Exercise prompt >> Look through the entries below and report every line that has "screenshot".

[Start of section]

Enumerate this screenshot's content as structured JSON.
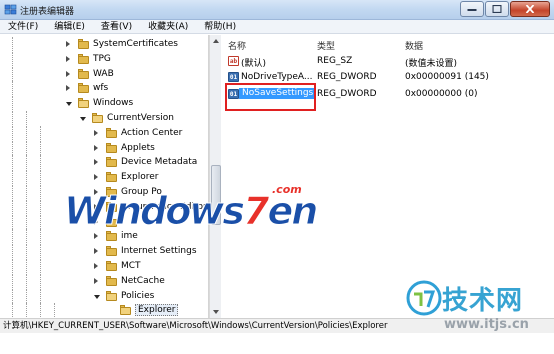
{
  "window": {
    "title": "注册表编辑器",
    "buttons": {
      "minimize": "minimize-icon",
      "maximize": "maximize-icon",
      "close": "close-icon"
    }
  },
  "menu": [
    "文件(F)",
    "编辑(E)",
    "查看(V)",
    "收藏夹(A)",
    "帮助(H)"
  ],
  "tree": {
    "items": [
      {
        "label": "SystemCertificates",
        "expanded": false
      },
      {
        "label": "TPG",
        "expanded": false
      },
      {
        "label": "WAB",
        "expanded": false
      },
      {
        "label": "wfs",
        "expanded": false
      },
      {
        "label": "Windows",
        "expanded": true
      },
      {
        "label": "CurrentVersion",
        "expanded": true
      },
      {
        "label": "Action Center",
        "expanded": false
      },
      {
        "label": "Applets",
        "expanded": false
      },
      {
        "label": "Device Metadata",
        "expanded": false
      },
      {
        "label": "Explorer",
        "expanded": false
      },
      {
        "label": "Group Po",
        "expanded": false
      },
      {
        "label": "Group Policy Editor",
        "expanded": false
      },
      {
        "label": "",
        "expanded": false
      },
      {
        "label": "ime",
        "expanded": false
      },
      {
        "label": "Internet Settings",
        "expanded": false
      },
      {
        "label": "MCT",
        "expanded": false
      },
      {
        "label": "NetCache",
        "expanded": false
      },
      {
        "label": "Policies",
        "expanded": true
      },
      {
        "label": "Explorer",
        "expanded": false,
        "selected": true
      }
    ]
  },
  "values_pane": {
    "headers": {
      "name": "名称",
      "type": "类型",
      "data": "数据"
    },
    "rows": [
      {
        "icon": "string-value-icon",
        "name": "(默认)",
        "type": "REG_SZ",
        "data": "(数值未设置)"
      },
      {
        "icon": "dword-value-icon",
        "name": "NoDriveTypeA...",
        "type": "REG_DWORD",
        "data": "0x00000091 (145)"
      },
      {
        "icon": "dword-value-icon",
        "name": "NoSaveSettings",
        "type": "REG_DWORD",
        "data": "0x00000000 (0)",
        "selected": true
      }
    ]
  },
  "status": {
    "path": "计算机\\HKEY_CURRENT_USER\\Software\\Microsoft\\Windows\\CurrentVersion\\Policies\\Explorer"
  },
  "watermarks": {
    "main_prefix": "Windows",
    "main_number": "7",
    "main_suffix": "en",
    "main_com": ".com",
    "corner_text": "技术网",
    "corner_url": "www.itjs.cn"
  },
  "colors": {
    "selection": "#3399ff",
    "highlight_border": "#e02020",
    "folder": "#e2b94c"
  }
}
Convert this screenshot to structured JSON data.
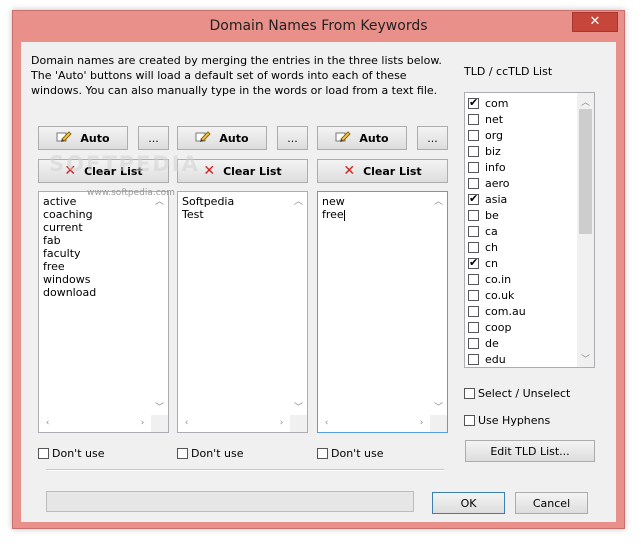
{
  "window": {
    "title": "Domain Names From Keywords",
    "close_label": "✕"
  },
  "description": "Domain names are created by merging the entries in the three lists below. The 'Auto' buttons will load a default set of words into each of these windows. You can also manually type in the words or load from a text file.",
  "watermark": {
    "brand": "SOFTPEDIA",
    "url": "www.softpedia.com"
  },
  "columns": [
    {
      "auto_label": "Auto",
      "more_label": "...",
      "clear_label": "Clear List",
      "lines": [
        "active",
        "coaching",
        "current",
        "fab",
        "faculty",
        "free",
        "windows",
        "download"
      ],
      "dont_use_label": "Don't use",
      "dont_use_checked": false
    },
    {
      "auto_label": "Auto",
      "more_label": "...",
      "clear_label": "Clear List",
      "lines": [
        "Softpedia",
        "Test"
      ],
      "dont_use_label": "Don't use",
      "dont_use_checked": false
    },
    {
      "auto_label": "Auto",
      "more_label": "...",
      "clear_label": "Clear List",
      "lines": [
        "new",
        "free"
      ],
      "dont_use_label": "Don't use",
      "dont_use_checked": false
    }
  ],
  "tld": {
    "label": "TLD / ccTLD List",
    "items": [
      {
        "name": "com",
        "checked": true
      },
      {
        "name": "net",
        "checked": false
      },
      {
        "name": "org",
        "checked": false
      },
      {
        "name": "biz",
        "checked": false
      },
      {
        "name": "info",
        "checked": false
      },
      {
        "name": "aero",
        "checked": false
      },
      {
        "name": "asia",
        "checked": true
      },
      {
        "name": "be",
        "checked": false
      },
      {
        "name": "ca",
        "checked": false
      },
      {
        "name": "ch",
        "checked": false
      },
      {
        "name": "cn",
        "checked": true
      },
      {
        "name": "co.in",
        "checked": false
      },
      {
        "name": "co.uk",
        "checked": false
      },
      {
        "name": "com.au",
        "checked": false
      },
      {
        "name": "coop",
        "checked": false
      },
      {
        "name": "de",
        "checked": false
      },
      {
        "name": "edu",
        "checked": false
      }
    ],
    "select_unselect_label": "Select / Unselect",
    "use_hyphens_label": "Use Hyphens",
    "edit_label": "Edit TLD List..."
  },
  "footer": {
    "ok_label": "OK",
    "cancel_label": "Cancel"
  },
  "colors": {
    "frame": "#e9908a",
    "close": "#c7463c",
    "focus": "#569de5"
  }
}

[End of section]

Solution for this task >>
Enumerate this screenshot's content as structured JSON.
Convert this screenshot to structured JSON data.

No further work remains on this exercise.